**Task objective**
Please return the whole listing. Keep each line exactly the same.

**Data under study**
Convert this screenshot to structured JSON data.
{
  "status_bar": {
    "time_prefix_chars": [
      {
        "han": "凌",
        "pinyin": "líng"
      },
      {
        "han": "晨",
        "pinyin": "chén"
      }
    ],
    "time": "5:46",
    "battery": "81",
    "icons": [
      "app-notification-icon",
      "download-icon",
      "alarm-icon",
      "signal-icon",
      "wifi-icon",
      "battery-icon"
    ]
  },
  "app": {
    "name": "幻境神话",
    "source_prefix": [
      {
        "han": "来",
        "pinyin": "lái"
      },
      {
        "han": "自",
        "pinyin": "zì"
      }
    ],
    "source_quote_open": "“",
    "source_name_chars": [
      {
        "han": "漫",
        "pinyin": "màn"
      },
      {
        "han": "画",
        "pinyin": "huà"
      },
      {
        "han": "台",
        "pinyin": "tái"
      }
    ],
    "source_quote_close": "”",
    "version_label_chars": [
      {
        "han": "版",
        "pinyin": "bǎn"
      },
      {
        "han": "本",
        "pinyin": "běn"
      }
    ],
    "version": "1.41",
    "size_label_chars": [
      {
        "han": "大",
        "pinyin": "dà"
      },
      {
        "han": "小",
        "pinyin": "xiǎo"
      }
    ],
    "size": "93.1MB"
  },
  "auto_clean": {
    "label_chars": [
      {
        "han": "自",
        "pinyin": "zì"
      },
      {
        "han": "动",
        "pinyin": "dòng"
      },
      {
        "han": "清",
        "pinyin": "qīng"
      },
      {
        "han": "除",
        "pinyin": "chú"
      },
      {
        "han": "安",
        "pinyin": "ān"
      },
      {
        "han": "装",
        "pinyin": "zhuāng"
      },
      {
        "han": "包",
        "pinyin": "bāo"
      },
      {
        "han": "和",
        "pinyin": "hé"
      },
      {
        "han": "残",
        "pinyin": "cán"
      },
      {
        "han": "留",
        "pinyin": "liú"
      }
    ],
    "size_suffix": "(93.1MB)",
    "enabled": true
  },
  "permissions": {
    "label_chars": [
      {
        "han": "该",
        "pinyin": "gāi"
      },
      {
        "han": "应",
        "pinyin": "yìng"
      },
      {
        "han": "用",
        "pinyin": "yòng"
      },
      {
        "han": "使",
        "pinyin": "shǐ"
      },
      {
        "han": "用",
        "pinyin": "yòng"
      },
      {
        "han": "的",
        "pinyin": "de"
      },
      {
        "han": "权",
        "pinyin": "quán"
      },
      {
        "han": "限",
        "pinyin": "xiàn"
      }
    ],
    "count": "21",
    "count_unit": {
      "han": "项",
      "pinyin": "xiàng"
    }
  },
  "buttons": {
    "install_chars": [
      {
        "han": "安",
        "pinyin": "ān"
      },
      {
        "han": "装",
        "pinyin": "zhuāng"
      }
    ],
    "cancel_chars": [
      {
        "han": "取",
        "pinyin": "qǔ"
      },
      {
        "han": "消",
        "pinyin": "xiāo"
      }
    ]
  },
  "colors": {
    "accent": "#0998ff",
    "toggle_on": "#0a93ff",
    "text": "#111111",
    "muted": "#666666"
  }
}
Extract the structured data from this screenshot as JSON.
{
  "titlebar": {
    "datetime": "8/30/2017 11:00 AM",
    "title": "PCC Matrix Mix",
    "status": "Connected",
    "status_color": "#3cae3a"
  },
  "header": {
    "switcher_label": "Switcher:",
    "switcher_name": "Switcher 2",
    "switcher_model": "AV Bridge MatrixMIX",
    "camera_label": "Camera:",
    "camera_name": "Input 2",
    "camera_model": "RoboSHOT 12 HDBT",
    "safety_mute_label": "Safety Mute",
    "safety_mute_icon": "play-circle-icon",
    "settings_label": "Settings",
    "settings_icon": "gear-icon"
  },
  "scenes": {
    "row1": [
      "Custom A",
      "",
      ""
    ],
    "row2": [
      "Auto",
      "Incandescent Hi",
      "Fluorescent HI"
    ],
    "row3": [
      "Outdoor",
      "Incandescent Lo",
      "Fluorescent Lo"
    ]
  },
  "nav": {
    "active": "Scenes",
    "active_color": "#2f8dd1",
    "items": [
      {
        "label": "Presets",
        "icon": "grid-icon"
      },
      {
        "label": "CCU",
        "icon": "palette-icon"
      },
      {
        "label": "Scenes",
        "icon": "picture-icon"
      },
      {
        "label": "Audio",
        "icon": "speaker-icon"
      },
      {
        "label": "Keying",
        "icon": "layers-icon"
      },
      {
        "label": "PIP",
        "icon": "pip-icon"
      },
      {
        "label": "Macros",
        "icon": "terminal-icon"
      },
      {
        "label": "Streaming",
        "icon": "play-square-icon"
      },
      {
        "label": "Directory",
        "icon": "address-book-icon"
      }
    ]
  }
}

**Exercise response**
Convert this screenshot to structured JSON data.
{
  "status_bar": {
    "time_prefix_chars": [
      {
        "han": "凌",
        "pinyin": "líng"
      },
      {
        "han": "晨",
        "pinyin": "chén"
      }
    ],
    "time": "5:46",
    "battery": "81",
    "icons": [
      "app-notification-icon",
      "download-icon",
      "alarm-icon",
      "signal-icon",
      "wifi-icon",
      "battery-icon"
    ]
  },
  "app": {
    "name": "幻境神话",
    "source_prefix": [
      {
        "han": "来",
        "pinyin": "lái"
      },
      {
        "han": "自",
        "pinyin": "zì"
      }
    ],
    "source_quote_open": "“",
    "source_name_chars": [
      {
        "han": "漫",
        "pinyin": "màn"
      },
      {
        "han": "画",
        "pinyin": "huà"
      },
      {
        "han": "台",
        "pinyin": "tái"
      }
    ],
    "source_quote_close": "”",
    "version_label_chars": [
      {
        "han": "版",
        "pinyin": "bǎn"
      },
      {
        "han": "本",
        "pinyin": "běn"
      }
    ],
    "version": "1.41",
    "size_label_chars": [
      {
        "han": "大",
        "pinyin": "dà"
      },
      {
        "han": "小",
        "pinyin": "xiǎo"
      }
    ],
    "size": "93.1MB"
  },
  "auto_clean": {
    "label_chars": [
      {
        "han": "自",
        "pinyin": "zì"
      },
      {
        "han": "动",
        "pinyin": "dòng"
      },
      {
        "han": "清",
        "pinyin": "qīng"
      },
      {
        "han": "除",
        "pinyin": "chú"
      },
      {
        "han": "安",
        "pinyin": "ān"
      },
      {
        "han": "装",
        "pinyin": "zhuāng"
      },
      {
        "han": "包",
        "pinyin": "bāo"
      },
      {
        "han": "和",
        "pinyin": "hé"
      },
      {
        "han": "残",
        "pinyin": "cán"
      },
      {
        "han": "留",
        "pinyin": "liú"
      }
    ],
    "size_suffix": "(93.1MB)",
    "enabled": true
  },
  "permissions": {
    "label_chars": [
      {
        "han": "该",
        "pinyin": "gāi"
      },
      {
        "han": "应",
        "pinyin": "yìng"
      },
      {
        "han": "用",
        "pinyin": "yòng"
      },
      {
        "han": "使",
        "pinyin": "shǐ"
      },
      {
        "han": "用",
        "pinyin": "yòng"
      },
      {
        "han": "的",
        "pinyin": "de"
      },
      {
        "han": "权",
        "pinyin": "quán"
      },
      {
        "han": "限",
        "pinyin": "xiàn"
      }
    ],
    "count": "21",
    "count_unit": {
      "han": "项",
      "pinyin": "xiàng"
    }
  },
  "buttons": {
    "install_chars": [
      {
        "han": "安",
        "pinyin": "ān"
      },
      {
        "han": "装",
        "pinyin": "zhuāng"
      }
    ],
    "cancel_chars": [
      {
        "han": "取",
        "pinyin": "qǔ"
      },
      {
        "han": "消",
        "pinyin": "xiāo"
      }
    ]
  },
  "colors": {
    "accent": "#0998ff",
    "toggle_on": "#0a93ff",
    "text": "#111111",
    "muted": "#666666"
  }
}
Extract the structured data from this screenshot as JSON.
{
  "titlebar": {
    "datetime": "8/30/2017 11:00 AM",
    "title": "PCC Matrix Mix",
    "status": "Connected",
    "status_color": "#3cae3a"
  },
  "header": {
    "switcher_label": "Switcher:",
    "switcher_name": "Switcher 2",
    "switcher_model": "AV Bridge MatrixMIX",
    "camera_label": "Camera:",
    "camera_name": "Input 2",
    "camera_model": "RoboSHOT 12 HDBT",
    "safety_mute_label": "Safety Mute",
    "safety_mute_icon": "play-circle-icon",
    "settings_label": "Settings",
    "settings_icon": "gear-icon"
  },
  "scenes": {
    "row1": [
      "Custom A",
      "",
      ""
    ],
    "row2": [
      "Auto",
      "Incandescent Hi",
      "Fluorescent HI"
    ],
    "row3": [
      "Outdoor",
      "Incandescent Lo",
      "Fluorescent Lo"
    ]
  },
  "nav": {
    "active": "Scenes",
    "active_color": "#2f8dd1",
    "items": [
      {
        "label": "Presets",
        "icon": "grid-icon"
      },
      {
        "label": "CCU",
        "icon": "palette-icon"
      },
      {
        "label": "Scenes",
        "icon": "picture-icon"
      },
      {
        "label": "Audio",
        "icon": "speaker-icon"
      },
      {
        "label": "Keying",
        "icon": "layers-icon"
      },
      {
        "label": "PIP",
        "icon": "pip-icon"
      },
      {
        "label": "Macros",
        "icon": "terminal-icon"
      },
      {
        "label": "Streaming",
        "icon": "play-square-icon"
      },
      {
        "label": "Directory",
        "icon": "address-book-icon"
      }
    ]
  }
}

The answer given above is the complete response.